**Exercise**. Return, word for word, the line that contains "What data populates" and every line after it through the end of the records.

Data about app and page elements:

▼

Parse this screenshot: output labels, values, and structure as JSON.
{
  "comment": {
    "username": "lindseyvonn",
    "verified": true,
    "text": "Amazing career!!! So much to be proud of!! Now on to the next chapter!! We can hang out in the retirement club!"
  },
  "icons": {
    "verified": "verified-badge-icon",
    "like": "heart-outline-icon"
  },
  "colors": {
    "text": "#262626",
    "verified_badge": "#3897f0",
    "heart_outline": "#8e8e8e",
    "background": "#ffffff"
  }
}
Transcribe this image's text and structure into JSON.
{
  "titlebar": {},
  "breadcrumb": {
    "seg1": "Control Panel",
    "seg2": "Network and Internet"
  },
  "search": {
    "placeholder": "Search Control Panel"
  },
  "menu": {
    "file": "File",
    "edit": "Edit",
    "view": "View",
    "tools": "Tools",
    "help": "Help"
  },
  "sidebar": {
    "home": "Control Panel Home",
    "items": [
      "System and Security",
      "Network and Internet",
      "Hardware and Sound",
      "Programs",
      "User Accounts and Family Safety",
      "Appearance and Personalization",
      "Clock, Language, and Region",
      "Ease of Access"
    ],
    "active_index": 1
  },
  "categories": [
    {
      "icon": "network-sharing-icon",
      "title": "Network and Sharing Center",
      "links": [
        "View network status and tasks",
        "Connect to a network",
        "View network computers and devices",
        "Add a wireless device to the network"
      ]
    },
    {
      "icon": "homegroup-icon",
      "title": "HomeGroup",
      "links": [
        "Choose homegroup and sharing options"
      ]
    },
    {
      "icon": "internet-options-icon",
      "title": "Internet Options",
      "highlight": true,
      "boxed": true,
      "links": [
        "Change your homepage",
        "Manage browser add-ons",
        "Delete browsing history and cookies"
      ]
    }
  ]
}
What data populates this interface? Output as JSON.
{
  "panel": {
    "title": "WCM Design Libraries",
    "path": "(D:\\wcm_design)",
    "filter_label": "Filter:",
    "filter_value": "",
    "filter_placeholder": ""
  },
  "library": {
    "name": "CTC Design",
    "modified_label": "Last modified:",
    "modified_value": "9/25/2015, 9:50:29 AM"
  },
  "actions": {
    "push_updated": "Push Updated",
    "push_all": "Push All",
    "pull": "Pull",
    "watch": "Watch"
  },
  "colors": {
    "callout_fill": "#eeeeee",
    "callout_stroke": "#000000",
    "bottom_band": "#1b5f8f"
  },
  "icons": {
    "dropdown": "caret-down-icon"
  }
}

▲

**Result of this task**.
What data populates this interface? Output as JSON.
{
  "panel": {
    "title": "WCM Design Libraries",
    "path": "(D:\\wcm_design)",
    "filter_label": "Filter:",
    "filter_value": "",
    "filter_placeholder": ""
  },
  "library": {
    "name": "CTC Design",
    "modified_label": "Last modified:",
    "modified_value": "9/25/2015, 9:50:29 AM"
  },
  "actions": {
    "push_updated": "Push Updated",
    "push_all": "Push All",
    "pull": "Pull",
    "watch": "Watch"
  },
  "colors": {
    "callout_fill": "#eeeeee",
    "callout_stroke": "#000000",
    "bottom_band": "#1b5f8f"
  },
  "icons": {
    "dropdown": "caret-down-icon"
  }
}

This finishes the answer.